How is it possible that a city of 22 million people and a metro area that extends farther than the eye can see, be so inviting and accessible? You would think the size would make it intimidating and the number of people would seem overwhelming but it is neither of those things. Of course you need weeks to be able to explore everything and I was only able to fit in a miniscule amount when you consider what I missed. It is one of those cities that when I leave I am already thinking about when I can go back.
This trip, I did the expected touristy things like the Museo Frida Kahlo which I saw the last time I was there but a great addition to the visit was the Trotsky Museum. Seeing the difference in Trotsky’s lifestyle versus Frida Kahlo and Diego Rivera’s was fascinating. I read about Trotsky and the Russian Revolution in high school and college but seeing where he lived and how he lived made the history more relevant. Also, exploring the neighborhood of Coyoacan is a must do. The chapels, fountains and alleyways are full of surprises.
My favorite meal, while in Mexico City, was at Restaurante Nicos. This place is an institution. It has been around since 1957 and eating there is an event. The food is simple yet delicious and the staff is amazing. Definitely order the guacamole and the Caesar salad as both are made tableside. Be prepared to have a long meal as part of the pleasure is the leisurely pace of eating and the continuous arrival of more food, not to mention the in-house musicians. Our lunch started at 3:30 and ended at 6:30. We were so full that dinner wasn’t even an option.
As I have gotten older and traveled more, one of my go-to adventures is a food tour. I feel like when they are good, they give such a great view of a city and allow you to immerse yourself in the culture for the few hours that you are on it. Mexico Underground definitely provided that experience. Our guide was Ubish Yaren and he was phenomenal. His English was great and his love of his city came through with every stop we made. Not only did we try food that we normally wouldn’t have, think tongue tacos and grasshoppers, but we were also exposed to traditions like Pulque (a drink like Kombucha but alcoholic) and street art that if you didn’t know when to look up you would miss it.

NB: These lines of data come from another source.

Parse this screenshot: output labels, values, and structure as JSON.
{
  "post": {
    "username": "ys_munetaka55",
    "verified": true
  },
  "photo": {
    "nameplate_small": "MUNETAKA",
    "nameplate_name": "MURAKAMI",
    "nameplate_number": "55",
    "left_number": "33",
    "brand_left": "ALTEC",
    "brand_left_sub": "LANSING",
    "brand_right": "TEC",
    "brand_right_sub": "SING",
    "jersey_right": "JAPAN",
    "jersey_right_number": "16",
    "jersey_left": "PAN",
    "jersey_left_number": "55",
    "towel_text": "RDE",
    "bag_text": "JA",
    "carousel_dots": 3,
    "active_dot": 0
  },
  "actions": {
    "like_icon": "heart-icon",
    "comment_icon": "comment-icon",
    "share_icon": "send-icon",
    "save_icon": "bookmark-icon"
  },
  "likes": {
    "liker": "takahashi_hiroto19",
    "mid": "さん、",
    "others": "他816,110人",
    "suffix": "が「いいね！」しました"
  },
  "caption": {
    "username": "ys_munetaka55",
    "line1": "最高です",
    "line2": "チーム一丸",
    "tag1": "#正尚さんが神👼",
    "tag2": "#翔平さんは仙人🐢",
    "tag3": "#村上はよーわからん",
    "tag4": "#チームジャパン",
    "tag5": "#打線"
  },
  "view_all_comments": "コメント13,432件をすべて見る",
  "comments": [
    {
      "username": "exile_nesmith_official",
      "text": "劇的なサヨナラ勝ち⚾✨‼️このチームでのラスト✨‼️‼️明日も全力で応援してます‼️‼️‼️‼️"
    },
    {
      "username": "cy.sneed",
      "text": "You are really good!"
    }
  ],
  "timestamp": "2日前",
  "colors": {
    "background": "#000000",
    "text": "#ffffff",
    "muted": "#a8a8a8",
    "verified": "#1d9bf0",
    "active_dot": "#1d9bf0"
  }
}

My favorite part of the tour was the food. We went to taco stands for tacos al pastor, campechanos (a mix of meat including beef and pork), huitlacoche (called corn smut in English) and squash blossom to name a few. Each stand had its own personality and following. If I lived in Mexico City, I would probably eat at these stands every day. Not only are the tacos good but they are so cheap. Think $1.60 for 5 small tacos!
Another food stop was to Mercado 77 San Juan. This market is where chefs and regular people shop for their meat, produce and spices. We stopped at a produce stand and tried Custard Apple, Mamey, Golden Passionfruit, something that looked like a lemon but was sweet, and of course mango. We learned that the Alphonso mango adored by all in India actually comes from Mexico. (Don’t tell that to any Indians you know.) The market is clean and easy to navigate with stands for snacks and drinks and is a great place to rest before taking on another taco stand or in our case churros and chocolate.
Our last stop was Churros El Moro. We were able to try Mexican and Spanish hot chocolate. Spanish chocolate is thicker while Mexican is foamier with more cinnamon. Instead of ordering traditional churros, we had ice cream sandwiches. How can you go wrong with ice cream book-ended by churros? The milkshakes (malteadas) looked amazing and I wish I had ordered one.
For my next trip the must-sees will be the Museo Dolores Olmedo which has one of the world’s largest collections of Diego Rivera’s work, the Pyramids of Teotihuacan (I am embarrassed that I still haven’t been there), the Palacio de Bellas Artes and Museo Soumaya. All I need to do now is figure out when I have the time to go back.
Photo Credits: Clea Blockey, Michael Grochau & Christopher Worley